Many years ago I flirted with a pedometer and the holy grail of 10,000 steps a day – even to the point of walking around my bedroom and several circuits of the house at the end of the day if the numbers were falling short. I did the same after surgery and did strive daily to get the numbers on a gradual incline while the scales were steadily moving to the left. Then, just like before, I became bored with it.
More recently I have taken to looking at other more tech savvy fitness
tracking devices and asking the advice of others as to the best around. But it would now appear, rather like me, that after all the breathless talk about the exercise revolution, wrist-worn fitness trackers have run out of puff … Why? Is it a question of their accuracy? Do they promise a great deal but fall short on delivery? Or does the research stack up when asking the question “Can measuring physical activity really help us to become healthier”? Read on for some answers …
GUEST POST: The Christmas before last I got a fitness tracker, one of those wristbands that promises to get you moving by setting a daily target of, say, 10,000 steps. For the first few weeks, I felt a smug glow of satisfaction whenever I hit my goal. I soon lost interest, however, and now it’s gathering dust.
Others also have their doubts, with critics asking whether the much-touted Fitbit revolution – named for the leading fitness tracker band – is a mirage. Can measuring physical activity really help us be healthier? A two-year study at Pittsburgh University in America found that people on a diet programme who used fitness trackers lost half as much weight as those on the same programme who were given health counselling instead. The only consolation for the wearable tech industry, which the analyst CCS Insight predicts will be worth £27bn by 2020, is that both groups lost some weight.
It’s possible that knowing how many calories we’ve burnt makes us feel better about sneaking that chocolate biscuit at 5 pm. Perhaps that explains why takeaways next to gyms do such good business.
Then there’s the inevitable infantilisation that comes from relying too heavily on any one gadget. John Jakicic, the lead researcher on the Pittsburgh study, suggests trackers “might give people a false sense of security, so they don’t pay attention to key behaviours they otherwise might pay attention to”.
This is a particular problem because brands often give wildly different estimates of walking distances. In America, Fitbit is also fighting a class-action lawsuit from users who claim its heart-rate monitors give such inaccurate readings that training programmes relying upon them are rendered useless. The company denies the claims.
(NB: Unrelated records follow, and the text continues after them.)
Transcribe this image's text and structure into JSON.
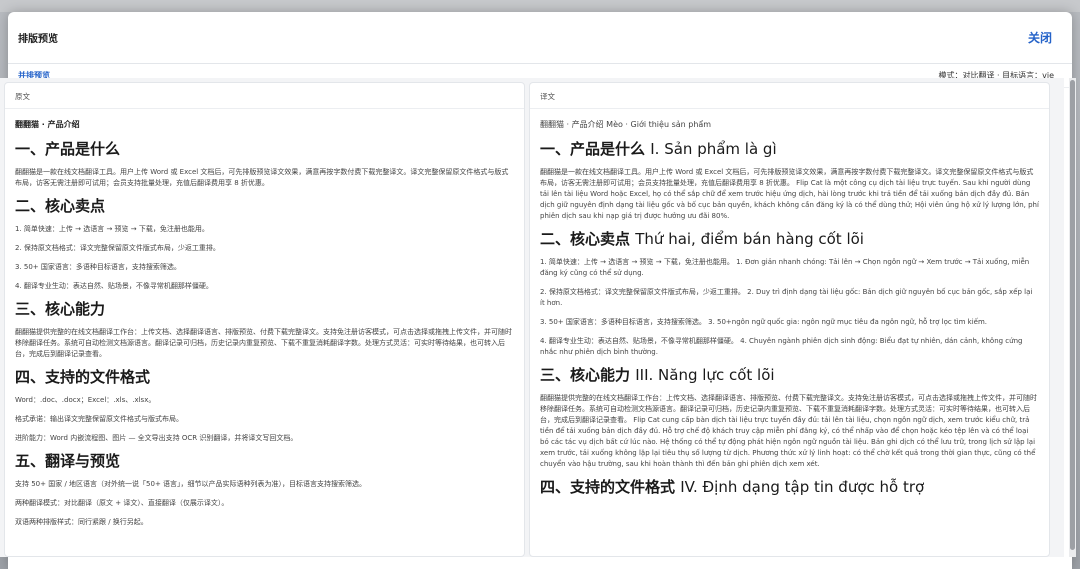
{
  "modal": {
    "title": "排版预览",
    "close_label": "关闭"
  },
  "subbar": {
    "tab_label": "并排预览",
    "mode_text": "模式：对比翻译 · 目标语言：vie"
  },
  "original": {
    "label": "原文",
    "doc_title": "翻翻猫 · 产品介绍",
    "sections": [
      {
        "heading": "一、产品是什么",
        "paras": [
          "翻翻猫是一款在线文档翻译工具。用户上传 Word 或 Excel 文档后，可先排版预览译文效果，满意再按字数付费下载完整译文。译文完整保留原文件格式与版式布局，访客无需注册即可试用；会员支持批量处理，充值后翻译费用享 8 折优惠。"
        ]
      },
      {
        "heading": "二、核心卖点",
        "paras": [
          "1. 简单快速：上传 → 选语言 → 预览 → 下载，免注册也能用。",
          "2. 保持原文档格式：译文完整保留原文件版式布局，少返工重排。",
          "3. 50+ 国家语言：多语种目标语言，支持搜索筛选。",
          "4. 翻译专业生动：表达自然、贴场景，不像寻常机翻那样僵硬。"
        ]
      },
      {
        "heading": "三、核心能力",
        "paras": [
          "翻翻猫提供完整的在线文档翻译工作台：上传文档、选择翻译语言、排版预览、付费下载完整译文。支持免注册访客模式，可点击选择或拖拽上传文件，并可随时移除翻译任务。系统可自动检测文档源语言。翻译记录可归档，历史记录内重复预览、下载不重复消耗翻译字数。处理方式灵活：可实时等待结果，也可转入后台，完成后到翻译记录查看。"
        ]
      },
      {
        "heading": "四、支持的文件格式",
        "paras": [
          "Word：.doc、.docx；Excel：.xls、.xlsx。",
          "格式承诺：输出译文完整保留原文件格式与版式布局。",
          "进阶能力：Word 内嵌流程图、图片 — 全文导出支持 OCR 识别翻译，并将译文写回文档。"
        ]
      },
      {
        "heading": "五、翻译与预览",
        "paras": [
          "支持 50+ 国家 / 地区语言（对外统一说「50+ 语言」，细节以产品实际语种列表为准），目标语言支持搜索筛选。",
          "两种翻译模式：对比翻译（原文 + 译文）、直接翻译（仅展示译文）。",
          "双语两种排版样式：同行紧跟 / 换行另起。"
        ]
      }
    ]
  },
  "translation": {
    "label": "译文",
    "doc_title": "翻翻猫 · 产品介绍 Mèo · Giới thiệu sản phẩm",
    "sections": [
      {
        "heading": "一、产品是什么",
        "heading_tr": "I. Sản phẩm là gì",
        "paras": [
          "翻翻猫是一款在线文档翻译工具。用户上传 Word 或 Excel 文档后，可先排版预览译文效果，满意再按字数付费下载完整译文。译文完整保留原文件格式与版式布局，访客无需注册即可试用；会员支持批量处理，充值后翻译费用享 8 折优惠。 Flip Cat là một công cụ dịch tài liệu trực tuyến. Sau khi người dùng tải lên tài liệu Word hoặc Excel, họ có thể sắp chữ để xem trước hiệu ứng dịch, hài lòng trước khi trả tiền để tải xuống bản dịch đầy đủ. Bản dịch giữ nguyên định dạng tài liệu gốc và bố cục bản quyền, khách không cần đăng ký là có thể dùng thử; Hội viên ủng hộ xử lý lượng lớn, phí phiên dịch sau khi nạp giá trị được hưởng ưu đãi 80%."
        ]
      },
      {
        "heading": "二、核心卖点",
        "heading_tr": "Thứ hai, điểm bán hàng cốt lõi",
        "paras": [
          "1. 简单快速：上传 → 选语言 → 预览 → 下载，免注册也能用。 1. Đơn giản nhanh chóng: Tải lên → Chọn ngôn ngữ → Xem trước → Tải xuống, miễn đăng ký cũng có thể sử dụng.",
          "2. 保持原文档格式：译文完整保留原文件版式布局，少返工重排。 2. Duy trì định dạng tài liệu gốc: Bản dịch giữ nguyên bố cục bản gốc, sắp xếp lại ít hơn.",
          "3. 50+ 国家语言：多语种目标语言，支持搜索筛选。 3. 50+ngôn ngữ quốc gia: ngôn ngữ mục tiêu đa ngôn ngữ, hỗ trợ lọc tìm kiếm.",
          "4. 翻译专业生动：表达自然、贴场景，不像寻常机翻那样僵硬。 4. Chuyên ngành phiên dịch sinh động: Biểu đạt tự nhiên, dán cảnh, không cứng nhắc như phiên dịch bình thường."
        ]
      },
      {
        "heading": "三、核心能力",
        "heading_tr": "III. Năng lực cốt lõi",
        "paras": [
          "翻翻猫提供完整的在线文档翻译工作台：上传文档、选择翻译语言、排版预览、付费下载完整译文。支持免注册访客模式，可点击选择或拖拽上传文件，并可随时移除翻译任务。系统可自动检测文档源语言。翻译记录可归档，历史记录内重复预览、下载不重复消耗翻译字数。处理方式灵活：可实时等待结果，也可转入后台，完成后到翻译记录查看。 Flip Cat cung cấp bàn dịch tài liệu trực tuyến đầy đủ: tải lên tài liệu, chọn ngôn ngữ dịch, xem trước kiểu chữ, trả tiền để tải xuống bản dịch đầy đủ. Hỗ trợ chế độ khách truy cập miễn phí đăng ký, có thể nhấp vào để chọn hoặc kéo tệp lên và có thể loại bỏ các tác vụ dịch bất cứ lúc nào. Hệ thống có thể tự động phát hiện ngôn ngữ nguồn tài liệu. Bản ghi dịch có thể lưu trữ, trong lịch sử lập lại xem trước, tải xuống không lặp lại tiêu thụ số lượng từ dịch. Phương thức xử lý linh hoạt: có thể chờ kết quả trong thời gian thực, cũng có thể chuyển vào hậu trường, sau khi hoàn thành thì đến bản ghi phiên dịch xem xét."
        ]
      },
      {
        "heading": "四、支持的文件格式",
        "heading_tr": "IV. Định dạng tập tin được hỗ trợ",
        "paras": []
      }
    ]
  }
}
It will come as no surprise that there is no miraculous shortcut to losing weight or getting fitter. Yet the interesting thing about the fitness tracker row is how it is a microcosm of the bigger debate about technology. Our inventions enale us to do things no humans have done before, but we often sacrifice our independence, privacy or sense of control over our lives – and pay handsomely for the privilege.
Courtesy of Helen Lewis The Sunday Times Magazine